Copy the data below in full, exactly as it appears.
------ Records for the exercise ------
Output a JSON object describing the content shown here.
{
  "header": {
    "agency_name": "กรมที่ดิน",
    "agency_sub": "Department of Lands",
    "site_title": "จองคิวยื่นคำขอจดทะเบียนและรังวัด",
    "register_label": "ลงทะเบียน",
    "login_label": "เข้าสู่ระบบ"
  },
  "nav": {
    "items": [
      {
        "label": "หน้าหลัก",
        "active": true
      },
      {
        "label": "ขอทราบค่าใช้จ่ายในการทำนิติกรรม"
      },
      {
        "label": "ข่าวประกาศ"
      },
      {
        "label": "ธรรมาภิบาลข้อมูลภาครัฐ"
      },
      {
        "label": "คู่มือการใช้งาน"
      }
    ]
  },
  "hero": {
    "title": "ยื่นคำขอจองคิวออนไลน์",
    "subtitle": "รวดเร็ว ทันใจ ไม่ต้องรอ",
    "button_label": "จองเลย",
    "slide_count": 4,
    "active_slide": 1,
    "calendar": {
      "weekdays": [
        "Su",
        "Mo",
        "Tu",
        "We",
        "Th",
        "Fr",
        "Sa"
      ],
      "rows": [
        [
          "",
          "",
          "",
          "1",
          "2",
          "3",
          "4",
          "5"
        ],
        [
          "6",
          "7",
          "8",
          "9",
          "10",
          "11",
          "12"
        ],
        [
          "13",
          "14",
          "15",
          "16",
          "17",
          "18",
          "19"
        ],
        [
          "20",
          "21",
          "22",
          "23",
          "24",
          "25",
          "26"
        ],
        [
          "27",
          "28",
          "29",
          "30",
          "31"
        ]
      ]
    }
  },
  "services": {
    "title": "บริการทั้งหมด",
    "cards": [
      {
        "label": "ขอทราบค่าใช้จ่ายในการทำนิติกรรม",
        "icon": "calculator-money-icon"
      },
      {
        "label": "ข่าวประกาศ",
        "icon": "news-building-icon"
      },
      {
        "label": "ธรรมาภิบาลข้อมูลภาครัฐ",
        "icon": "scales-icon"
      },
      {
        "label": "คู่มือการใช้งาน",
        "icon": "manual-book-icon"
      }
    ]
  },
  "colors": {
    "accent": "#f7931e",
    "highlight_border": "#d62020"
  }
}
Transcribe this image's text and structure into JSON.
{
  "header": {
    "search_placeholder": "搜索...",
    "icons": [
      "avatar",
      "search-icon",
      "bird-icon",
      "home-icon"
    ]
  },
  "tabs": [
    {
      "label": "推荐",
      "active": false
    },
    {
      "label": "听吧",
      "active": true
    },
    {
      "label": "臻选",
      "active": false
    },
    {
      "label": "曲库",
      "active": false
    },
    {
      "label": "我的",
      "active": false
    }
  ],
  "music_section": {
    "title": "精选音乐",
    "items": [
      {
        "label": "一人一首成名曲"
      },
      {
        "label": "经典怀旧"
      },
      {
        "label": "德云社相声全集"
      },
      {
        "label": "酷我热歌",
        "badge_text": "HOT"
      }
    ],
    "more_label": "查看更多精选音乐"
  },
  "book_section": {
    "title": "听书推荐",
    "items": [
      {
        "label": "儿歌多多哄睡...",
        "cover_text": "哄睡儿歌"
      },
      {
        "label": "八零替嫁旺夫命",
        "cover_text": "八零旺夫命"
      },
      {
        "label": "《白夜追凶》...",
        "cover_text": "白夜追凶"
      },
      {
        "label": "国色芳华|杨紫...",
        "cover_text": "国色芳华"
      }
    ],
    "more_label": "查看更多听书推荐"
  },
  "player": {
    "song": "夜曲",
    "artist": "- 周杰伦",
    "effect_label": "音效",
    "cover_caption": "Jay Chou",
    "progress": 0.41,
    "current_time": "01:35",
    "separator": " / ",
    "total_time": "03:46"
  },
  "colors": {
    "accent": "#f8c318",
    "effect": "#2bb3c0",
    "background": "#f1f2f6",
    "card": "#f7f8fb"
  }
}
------
=== Task solution ===
Output a JSON object describing the content shown here.
{
  "header": {
    "agency_name": "กรมที่ดิน",
    "agency_sub": "Department of Lands",
    "site_title": "จองคิวยื่นคำขอจดทะเบียนและรังวัด",
    "register_label": "ลงทะเบียน",
    "login_label": "เข้าสู่ระบบ"
  },
  "nav": {
    "items": [
      {
        "label": "หน้าหลัก",
        "active": true
      },
      {
        "label": "ขอทราบค่าใช้จ่ายในการทำนิติกรรม"
      },
      {
        "label": "ข่าวประกาศ"
      },
      {
        "label": "ธรรมาภิบาลข้อมูลภาครัฐ"
      },
      {
        "label": "คู่มือการใช้งาน"
      }
    ]
  },
  "hero": {
    "title": "ยื่นคำขอจองคิวออนไลน์",
    "subtitle": "รวดเร็ว ทันใจ ไม่ต้องรอ",
    "button_label": "จองเลย",
    "slide_count": 4,
    "active_slide": 1,
    "calendar": {
      "weekdays": [
        "Su",
        "Mo",
        "Tu",
        "We",
        "Th",
        "Fr",
        "Sa"
      ],
      "rows": [
        [
          "",
          "",
          "",
          "1",
          "2",
          "3",
          "4",
          "5"
        ],
        [
          "6",
          "7",
          "8",
          "9",
          "10",
          "11",
          "12"
        ],
        [
          "13",
          "14",
          "15",
          "16",
          "17",
          "18",
          "19"
        ],
        [
          "20",
          "21",
          "22",
          "23",
          "24",
          "25",
          "26"
        ],
        [
          "27",
          "28",
          "29",
          "30",
          "31"
        ]
      ]
    }
  },
  "services": {
    "title": "บริการทั้งหมด",
    "cards": [
      {
        "label": "ขอทราบค่าใช้จ่ายในการทำนิติกรรม",
        "icon": "calculator-money-icon"
      },
      {
        "label": "ข่าวประกาศ",
        "icon": "news-building-icon"
      },
      {
        "label": "ธรรมาภิบาลข้อมูลภาครัฐ",
        "icon": "scales-icon"
      },
      {
        "label": "คู่มือการใช้งาน",
        "icon": "manual-book-icon"
      }
    ]
  },
  "colors": {
    "accent": "#f7931e",
    "highlight_border": "#d62020"
  }
}
Transcribe this image's text and structure into JSON.
{
  "header": {
    "search_placeholder": "搜索...",
    "icons": [
      "avatar",
      "search-icon",
      "bird-icon",
      "home-icon"
    ]
  },
  "tabs": [
    {
      "label": "推荐",
      "active": false
    },
    {
      "label": "听吧",
      "active": true
    },
    {
      "label": "臻选",
      "active": false
    },
    {
      "label": "曲库",
      "active": false
    },
    {
      "label": "我的",
      "active": false
    }
  ],
  "music_section": {
    "title": "精选音乐",
    "items": [
      {
        "label": "一人一首成名曲"
      },
      {
        "label": "经典怀旧"
      },
      {
        "label": "德云社相声全集"
      },
      {
        "label": "酷我热歌",
        "badge_text": "HOT"
      }
    ],
    "more_label": "查看更多精选音乐"
  },
  "book_section": {
    "title": "听书推荐",
    "items": [
      {
        "label": "儿歌多多哄睡...",
        "cover_text": "哄睡儿歌"
      },
      {
        "label": "八零替嫁旺夫命",
        "cover_text": "八零旺夫命"
      },
      {
        "label": "《白夜追凶》...",
        "cover_text": "白夜追凶"
      },
      {
        "label": "国色芳华|杨紫...",
        "cover_text": "国色芳华"
      }
    ],
    "more_label": "查看更多听书推荐"
  },
  "player": {
    "song": "夜曲",
    "artist": "- 周杰伦",
    "effect_label": "音效",
    "cover_caption": "Jay Chou",
    "progress": 0.41,
    "current_time": "01:35",
    "separator": " / ",
    "total_time": "03:46"
  },
  "colors": {
    "accent": "#f8c318",
    "effect": "#2bb3c0",
    "background": "#f1f2f6",
    "card": "#f7f8fb"
  }
}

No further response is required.